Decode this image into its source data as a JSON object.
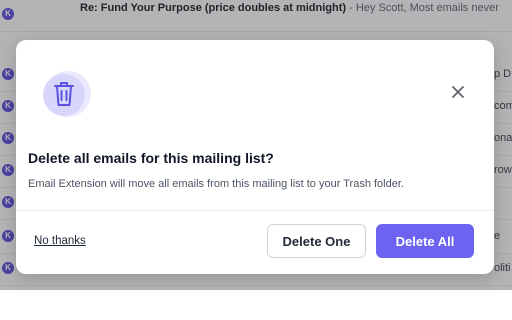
{
  "background": {
    "rows": [
      {
        "subject": "Re: Fund Your Purpose (price doubles at midnight)",
        "snippet": " - Hey Scott, Most emails never",
        "tail": ""
      },
      {
        "subject": "",
        "snippet": "",
        "tail": "p D"
      },
      {
        "subject": "",
        "snippet": "",
        "tail": "com"
      },
      {
        "subject": "",
        "snippet": "",
        "tail": "ona"
      },
      {
        "subject": "",
        "snippet": "",
        "tail": "row"
      },
      {
        "subject": "",
        "snippet": "",
        "tail": ""
      },
      {
        "subject": "",
        "snippet": "",
        "tail": "e"
      },
      {
        "subject": "",
        "snippet": "",
        "tail": "oliti"
      }
    ],
    "avatar_letter": "K"
  },
  "dialog": {
    "icon": "trash-icon",
    "close_icon": "close-icon",
    "title": "Delete all emails for this mailing list?",
    "message": "Email Extension will move all emails from this mailing list to your Trash folder.",
    "no_thanks_label": "No thanks",
    "delete_one_label": "Delete One",
    "delete_all_label": "Delete All"
  },
  "colors": {
    "accent": "#6c63f0",
    "icon_bg": "#d9d6fb",
    "icon_fg": "#5b52e0"
  }
}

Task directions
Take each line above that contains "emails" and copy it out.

Solution below
        "snippet": " - Hey Scott, Most emails never",
    "title": "Delete all emails for this mailing list?",
    "message": "Email Extension will move all emails from this mailing list to your Trash folder.",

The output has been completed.